Ships store water in ballast tanks to accommodate weight changes as they load or unload cargo. Discharged water from other bodies has been blamed for numerous invasive fish and plant species that have been found in the Great Lakes.

Michigan created its own ballast water standards in 2005 during the Granholm administration, toughening federal rules that supporters called inadequate. The law directed the Department of Environmental Quality to create a permit program for oceangoing vessels porting in Michigan.

The state currently permits oceangoing ships that have a water treatment system on board and allows four options, including sodium hypochlorite, chlorine dioxide, ultraviolet light and deoxygenation.

The DEQ warned the earlier version of the bill would still allow “residual biota” to linger in ballast water tanks, jeopardizing efforts to keep invasive species out of the Great Lakes. Lawmakers say they worked with the DEQ to tighten the language.

But the revised legislation still “guts our ballast water standards and drops them even below the Coast Guard standards by allowing the use of alternative management systems,” said James Clift of the Michigan Environmental Council.

Oceangoing freighters porting in Michigan could use treatment systems “licensed by countries across the globe under shoddy approval processes,” he said. “The problem is the federal standards have this large loophole for existing ships that have not been retrofitted yet with Coast Guard-approved technology.”

Sponsoring Rep. Dan Lauwers, R-Brockway Township, said the modified legislation ensures that freighters porting in Michigan will have to use on-board ballast water treatment systems in addition to federally required deep sea flushes designed to rid tanks of invasives.

“We’ve tightened that language up so it’s very clear that if you’re depending on a fresh water or salt water (flush), that is not a ballast water treatment system,” he said.

Lauwers, a farmer who owns and operates Eastern Michigan Grain in St. Clair County, said he used to send corn across the Blue Water Water Bridge so it could be shipped out of Canada, where ballast water discharge rules are “not as restrictive as ours.”

“We’re also really going to change shipping in Detroit,” he said. “Detroit brings in steel but they don’t export because of our laws… Now, we can have ships come in loaded and leave Michigan loaded. It’s really going to put us back in business.”

The potential change in Michigan ballast water rules comes as congress also considers changes to federal regulations.

A measure opposed by the U.S. Senate earlier this year would have transferred the authority over ballast water and other vessel discharges from the Environmental Protection Agency to the Coast Guard and pre-empted the ability of states to adopt their own regulations governing ballast discharge.

“Michigan is the center of the Great Lakes and should really be a leader in protections,” said Nick Occhipinti, government affairs director for the Michigan League of Conservation Voters.
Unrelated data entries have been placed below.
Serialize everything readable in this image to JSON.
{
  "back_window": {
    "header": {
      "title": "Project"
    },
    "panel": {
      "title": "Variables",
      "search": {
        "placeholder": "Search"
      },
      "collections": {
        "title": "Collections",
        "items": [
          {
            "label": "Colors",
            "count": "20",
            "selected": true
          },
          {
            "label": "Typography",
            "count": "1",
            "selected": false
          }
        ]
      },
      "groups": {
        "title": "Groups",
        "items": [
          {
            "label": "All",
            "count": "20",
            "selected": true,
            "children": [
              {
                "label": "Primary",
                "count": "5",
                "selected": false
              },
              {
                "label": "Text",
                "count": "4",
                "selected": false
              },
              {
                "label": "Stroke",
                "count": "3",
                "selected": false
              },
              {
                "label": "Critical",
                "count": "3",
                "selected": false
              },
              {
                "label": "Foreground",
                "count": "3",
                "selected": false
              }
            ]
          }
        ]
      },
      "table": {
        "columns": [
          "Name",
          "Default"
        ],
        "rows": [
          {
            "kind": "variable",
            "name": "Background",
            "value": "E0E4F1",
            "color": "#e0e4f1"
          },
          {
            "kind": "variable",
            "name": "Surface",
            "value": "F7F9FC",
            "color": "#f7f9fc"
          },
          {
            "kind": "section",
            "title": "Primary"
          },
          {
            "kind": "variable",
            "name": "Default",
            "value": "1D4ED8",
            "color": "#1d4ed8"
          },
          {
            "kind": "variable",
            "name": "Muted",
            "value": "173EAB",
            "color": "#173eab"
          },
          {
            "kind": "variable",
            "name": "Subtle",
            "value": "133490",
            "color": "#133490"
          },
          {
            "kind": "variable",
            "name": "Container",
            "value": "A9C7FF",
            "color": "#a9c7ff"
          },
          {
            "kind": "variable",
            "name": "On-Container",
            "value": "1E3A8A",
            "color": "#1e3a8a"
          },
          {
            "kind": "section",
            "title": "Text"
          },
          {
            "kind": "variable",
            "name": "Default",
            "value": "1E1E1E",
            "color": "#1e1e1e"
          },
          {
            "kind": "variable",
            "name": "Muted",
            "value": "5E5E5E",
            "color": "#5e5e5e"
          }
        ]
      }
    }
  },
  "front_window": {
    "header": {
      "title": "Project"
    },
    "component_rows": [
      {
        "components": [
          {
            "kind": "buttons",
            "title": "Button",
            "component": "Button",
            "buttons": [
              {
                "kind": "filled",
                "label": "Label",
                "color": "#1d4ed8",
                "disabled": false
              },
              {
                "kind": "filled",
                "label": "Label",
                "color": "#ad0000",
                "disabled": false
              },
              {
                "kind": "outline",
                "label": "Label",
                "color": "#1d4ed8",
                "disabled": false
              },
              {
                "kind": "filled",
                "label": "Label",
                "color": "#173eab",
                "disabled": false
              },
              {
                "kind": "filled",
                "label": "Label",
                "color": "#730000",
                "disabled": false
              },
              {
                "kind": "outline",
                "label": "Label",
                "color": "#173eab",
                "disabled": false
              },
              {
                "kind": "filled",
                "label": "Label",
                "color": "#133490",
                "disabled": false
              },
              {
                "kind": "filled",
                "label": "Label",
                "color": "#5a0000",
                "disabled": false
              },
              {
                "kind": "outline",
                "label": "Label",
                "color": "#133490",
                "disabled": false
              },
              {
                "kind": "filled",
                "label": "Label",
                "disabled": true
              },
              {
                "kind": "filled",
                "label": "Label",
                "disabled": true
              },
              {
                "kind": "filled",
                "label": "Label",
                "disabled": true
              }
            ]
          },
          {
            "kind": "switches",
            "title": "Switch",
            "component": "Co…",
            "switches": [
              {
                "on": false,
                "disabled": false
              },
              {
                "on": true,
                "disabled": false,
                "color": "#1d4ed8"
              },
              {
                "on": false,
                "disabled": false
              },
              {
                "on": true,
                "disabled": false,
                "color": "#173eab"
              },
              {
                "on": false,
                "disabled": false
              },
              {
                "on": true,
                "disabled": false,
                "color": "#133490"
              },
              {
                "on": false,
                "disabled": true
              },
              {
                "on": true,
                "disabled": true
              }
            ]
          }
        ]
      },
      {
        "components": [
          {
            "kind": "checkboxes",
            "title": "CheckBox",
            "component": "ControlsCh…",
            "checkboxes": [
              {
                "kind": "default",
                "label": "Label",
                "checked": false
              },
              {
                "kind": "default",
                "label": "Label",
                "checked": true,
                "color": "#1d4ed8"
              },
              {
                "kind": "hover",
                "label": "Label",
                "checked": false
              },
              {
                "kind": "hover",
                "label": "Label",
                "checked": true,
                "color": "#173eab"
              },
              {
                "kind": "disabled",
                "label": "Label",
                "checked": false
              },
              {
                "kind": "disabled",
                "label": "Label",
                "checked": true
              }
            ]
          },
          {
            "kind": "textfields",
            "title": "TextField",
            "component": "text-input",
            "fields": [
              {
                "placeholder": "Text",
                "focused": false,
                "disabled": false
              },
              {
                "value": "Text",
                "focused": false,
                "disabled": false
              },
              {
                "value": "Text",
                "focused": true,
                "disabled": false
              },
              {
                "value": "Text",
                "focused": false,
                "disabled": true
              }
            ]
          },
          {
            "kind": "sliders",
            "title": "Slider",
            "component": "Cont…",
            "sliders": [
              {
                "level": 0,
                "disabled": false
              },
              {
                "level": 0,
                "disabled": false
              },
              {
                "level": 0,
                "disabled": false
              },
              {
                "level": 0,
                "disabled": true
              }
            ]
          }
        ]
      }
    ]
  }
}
His group and the Michigan Environmental Council are both calling on Snyder to veto the measure.

“The governor has been great on this issue so far and we hope and will continue to ask him to hold the line,” Occhipinti said.

Snyder has not yet weighed in publicly, and supporters and opponents are both awaiting his decision on the ballast water bill. 

“Due to the complexity of this issue, given state standards and federal standards, the administration continues to review the legislation as ordered enrolled to ensure that there are no inadvertent impacts to Great Lakes waters,” said Tiffany Brown, a spokeswoman for the Michigan Department of Environmental Quality.

Green said the governor told lawmakers he would veto an earlier draft but hasn’t done the same for this version.

“We still don’t have a guarantee, but we just felt we needed to get this process straightened out,” he said.

A veto would be a “real shame,” Lauwers said.

“Michigan agriculture has kind of carried our economy in many instances for the last several years and continues to expand at a high rate,” he said. “It was the governor’s goal to get us over $100 billion in exports. We’ve exceeded that. If we get exporting on ships, we’re going to greatly exceed that.”